Transcript Page 2 PAST EVENTS by Glenn Cureton The Ornithology Group's December 13 field trip to the Houston Lighting & Power cooling ponds turned out to be educational as well as exciting. Our able leader, Ben Feltner, pointed out two identification difficulties: double-crested versus olivaceous cormorants, and horned versus eared grebes. Double-crested and olivaceous cormorants flew side by side, perched on adjacent posts, and swam near each other, magnifying their differences in size, color, and form. One horned grebe was seen and compared with the much more numerous eared grebes. The highlight of the day came fairly early, before we even entered the locked gates: a male olds<?uaw duck, lacking full adult plumage, gave every observer close, detailed looks, both in the water and in flight. Other noteworthy sightings were several common goldeneyes, buffleheads, and an osprey (at Old River). Although no western grebes or rock wrens were seen, the day could certainly be called successful with a total of 70 species. UNUSUAL VISITORS AT SEA For several months Marilyn Crane's job (Paleontologist for Exxon) has taken her, for a week each time, several times to an exploration rig, Pacesetter III, 40 miles south of Grand Isle, La. During the week of October 13 to 20, last fall, with north winds blowing, Marilyn was surprised (to say the least!) to see the following birds appear during this time: Cattle Egrets (2), Green Heron, American coot. House Wren, Winter Wren, Long-billed Marsh Wrens (2), Mourning dove, Yellow-bellied Sapsucker, Mockingbird, Catbird, Brown Thrasher, Kentucky Warbler, Yellowthroat (4), Cape May Warbler, Chestnut-sided Warbler, Redstart, Myrtle Warbler, NashviIle Warbler, Palm Warbler, Slate-colored Junco, Lincoln's Sparrow. During a subsequent week, sometime later, with no north wind, she saw only five visitors: Mockingbird, Cape May Warbler, Groove-billed Anl, Blue-gray Gnatcatcher, Black- throated Green Warbler. Marilyn says there were insects aplenty during this time (especially during the north winds), and some of the birds stayed several days, some the entire week she was'there. AROUND AMD ABOUT ** Last month we reported that Nancy Moore of Wichita FalIs had sent word of their visitor, the Northern Shrike, via ham radio operators. For the information of any of our readers outside the Houston area who have access to this means of communication about a rare bird in the state, we want to say that in the Houston area, Margaret Anderson - 2913 Amherst, Houston, Texas 77005, AC7I3 668-6405 - will relay the message to birders on our Rare Bird Alert list; and Bessie Cornelius - 720 Wade, Beaumont, Texas 77706, AC7I3 892-6930 - will do the same In the Beaumont-Orange area.
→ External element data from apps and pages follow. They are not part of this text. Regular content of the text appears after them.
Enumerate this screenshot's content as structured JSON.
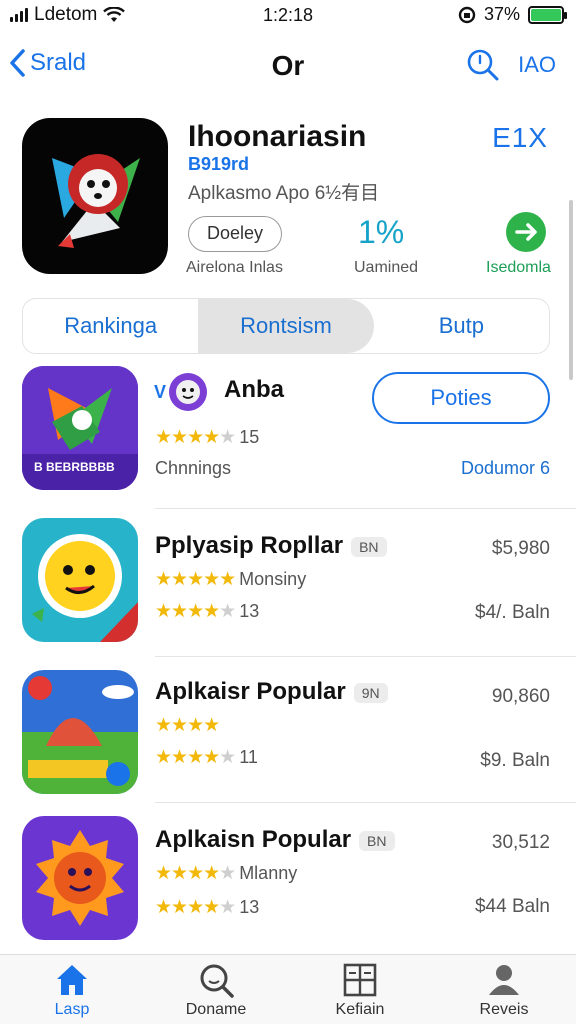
{
  "status_bar": {
    "carrier": "Ldetom",
    "time": "1:2:18",
    "battery": "37%"
  },
  "nav": {
    "back_label": "Srald",
    "title": "Or",
    "right_label": "IAO"
  },
  "featured": {
    "name": "Ihoonariasin",
    "badge": "B919rd",
    "subtitle": "Aplkasmo Apo 6½有目",
    "ext_label": "E1X",
    "button_label": "Doeley",
    "button_caption": "Airelona Inlas",
    "percent": "1%",
    "percent_caption": "Uamined",
    "go_caption": "Isedomla"
  },
  "segments": [
    {
      "label": "Rankinga",
      "active": false
    },
    {
      "label": "Rontsism",
      "active": true
    },
    {
      "label": "Butp",
      "active": false
    }
  ],
  "list": [
    {
      "name": "Anba",
      "rating": "15",
      "stars_value": 4,
      "note": "Chnnings",
      "pill_label": "Poties",
      "link_label": "Dodumor 6",
      "icon_caption": "B BEBRBBBB"
    },
    {
      "name": "Pplyasip Ropllar",
      "tag": "BN",
      "note": "Monsiny",
      "stars_value": 4,
      "rating": "13",
      "price": "$5,980",
      "sub_price": "$4/. Baln"
    },
    {
      "name": "Aplkaisr Popular",
      "tag": "9N",
      "stars_value": 4,
      "rating": "11",
      "price": "90,860",
      "sub_price": "$9. Baln"
    },
    {
      "name": "Aplkaisn Popular",
      "tag": "BN",
      "note": "Mlanny",
      "stars_value": 4,
      "rating": "13",
      "price": "30,512",
      "sub_price": "$44 Baln"
    }
  ],
  "tabs": [
    {
      "label": "Lasp",
      "icon": "home-icon",
      "active": true
    },
    {
      "label": "Doname",
      "icon": "search-icon",
      "active": false
    },
    {
      "label": "Kefiain",
      "icon": "grid-icon",
      "active": false
    },
    {
      "label": "Reveis",
      "icon": "person-icon",
      "active": false
    }
  ],
  "colors": {
    "accent": "#1a73e8",
    "star": "#f2b80a",
    "go": "#2eb34a",
    "battery": "#34c759"
  }
}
And many thanks to the hams in the state who are so obliging. ** A youngster close to your editor received as a Christmas gift, a Little Golden Book, that is delightful, called "Birds, A Child's First Book About Our Most Familiar Birds" by Watson & Wilkin. If you have a young one who Is a Little Golden Book age, get this for him (her - them?), it is a delightful way to introduce them to the joys of birding. ** Avis Brister is fast gaining a well-deserved reputation as a spokesman (pardon! - spokeswoman.? — spokesbirder??) at various organizations, schoolrooms, or garden clubs on "Hbw to Attract Birds to Your Garden'.'. This month she has given her slide-talk shov to the Texas Star Garden Club of Spring Branch, and the Inverness Forest Garden Cluk, near Spring, Texas. We need some more volunteers eager to spread "the word". If you are interested in working up an informative program (alone, or as a team) on any aspect of birding, contact Avis - 681-6456. There are many, many organizations eage" for speakers at'.their meetings, and the more on our "speaker team", the more people we can reach with our message that "Birding is a Fun Hobby". ** Of all the birds resident in our area, none Is more exotic or more desired by visitors than the Jacanas at Maner Lake. On a recent visit, P&MJ saw 8 adults and 3 irom. while out In a boat with Joe DeLeon, guide (we were searching for tbe Masked Duck, reposed by Barbara and John Ribble of Austin, unfortunately with-no luck). Mike Wicker, the manager, told us that at least 35 Jacanas, including many young, had been seen during the summer. Maner Lake, as most of you know, is a private Brown & Root hunting and fishing preserve. If there Is a guide and boat available they are happy to take